▸ Directions
Each entry must be restated exactly as it appears.

▸ Available records
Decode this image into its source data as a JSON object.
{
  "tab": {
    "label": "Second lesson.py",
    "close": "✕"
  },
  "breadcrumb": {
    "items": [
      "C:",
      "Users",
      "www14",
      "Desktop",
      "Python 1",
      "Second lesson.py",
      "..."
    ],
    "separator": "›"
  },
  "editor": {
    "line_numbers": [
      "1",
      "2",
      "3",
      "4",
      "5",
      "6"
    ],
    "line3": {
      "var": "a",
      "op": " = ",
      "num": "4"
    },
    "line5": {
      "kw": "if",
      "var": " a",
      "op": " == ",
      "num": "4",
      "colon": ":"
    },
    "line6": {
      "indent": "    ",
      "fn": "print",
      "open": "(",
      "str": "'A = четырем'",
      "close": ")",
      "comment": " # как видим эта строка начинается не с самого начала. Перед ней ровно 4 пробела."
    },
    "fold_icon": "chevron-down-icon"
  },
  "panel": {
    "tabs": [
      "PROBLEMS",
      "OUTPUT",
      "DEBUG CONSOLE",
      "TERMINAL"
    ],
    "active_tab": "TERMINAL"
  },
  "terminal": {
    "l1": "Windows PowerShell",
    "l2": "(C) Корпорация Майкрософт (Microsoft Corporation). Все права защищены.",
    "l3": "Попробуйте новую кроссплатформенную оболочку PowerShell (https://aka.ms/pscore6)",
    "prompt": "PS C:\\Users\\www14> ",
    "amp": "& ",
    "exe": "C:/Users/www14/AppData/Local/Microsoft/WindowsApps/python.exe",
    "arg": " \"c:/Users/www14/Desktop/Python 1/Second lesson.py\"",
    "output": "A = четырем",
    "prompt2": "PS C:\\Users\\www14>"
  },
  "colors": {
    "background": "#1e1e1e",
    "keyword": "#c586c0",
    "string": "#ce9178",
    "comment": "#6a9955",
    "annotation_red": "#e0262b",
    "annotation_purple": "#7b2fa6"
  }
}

▸ Answer to this task
Decode this image into its source data as a JSON object.
{
  "tab": {
    "label": "Second lesson.py",
    "close": "✕"
  },
  "breadcrumb": {
    "items": [
      "C:",
      "Users",
      "www14",
      "Desktop",
      "Python 1",
      "Second lesson.py",
      "..."
    ],
    "separator": "›"
  },
  "editor": {
    "line_numbers": [
      "1",
      "2",
      "3",
      "4",
      "5",
      "6"
    ],
    "line3": {
      "var": "a",
      "op": " = ",
      "num": "4"
    },
    "line5": {
      "kw": "if",
      "var": " a",
      "op": " == ",
      "num": "4",
      "colon": ":"
    },
    "line6": {
      "indent": "    ",
      "fn": "print",
      "open": "(",
      "str": "'A = четырем'",
      "close": ")",
      "comment": " # как видим эта строка начинается не с самого начала. Перед ней ровно 4 пробела."
    },
    "fold_icon": "chevron-down-icon"
  },
  "panel": {
    "tabs": [
      "PROBLEMS",
      "OUTPUT",
      "DEBUG CONSOLE",
      "TERMINAL"
    ],
    "active_tab": "TERMINAL"
  },
  "terminal": {
    "l1": "Windows PowerShell",
    "l2": "(C) Корпорация Майкрософт (Microsoft Corporation). Все права защищены.",
    "l3": "Попробуйте новую кроссплатформенную оболочку PowerShell (https://aka.ms/pscore6)",
    "prompt": "PS C:\\Users\\www14> ",
    "amp": "& ",
    "exe": "C:/Users/www14/AppData/Local/Microsoft/WindowsApps/python.exe",
    "arg": " \"c:/Users/www14/Desktop/Python 1/Second lesson.py\"",
    "output": "A = четырем",
    "prompt2": "PS C:\\Users\\www14>"
  },
  "colors": {
    "background": "#1e1e1e",
    "keyword": "#c586c0",
    "string": "#ce9178",
    "comment": "#6a9955",
    "annotation_red": "#e0262b",
    "annotation_purple": "#7b2fa6"
  }
}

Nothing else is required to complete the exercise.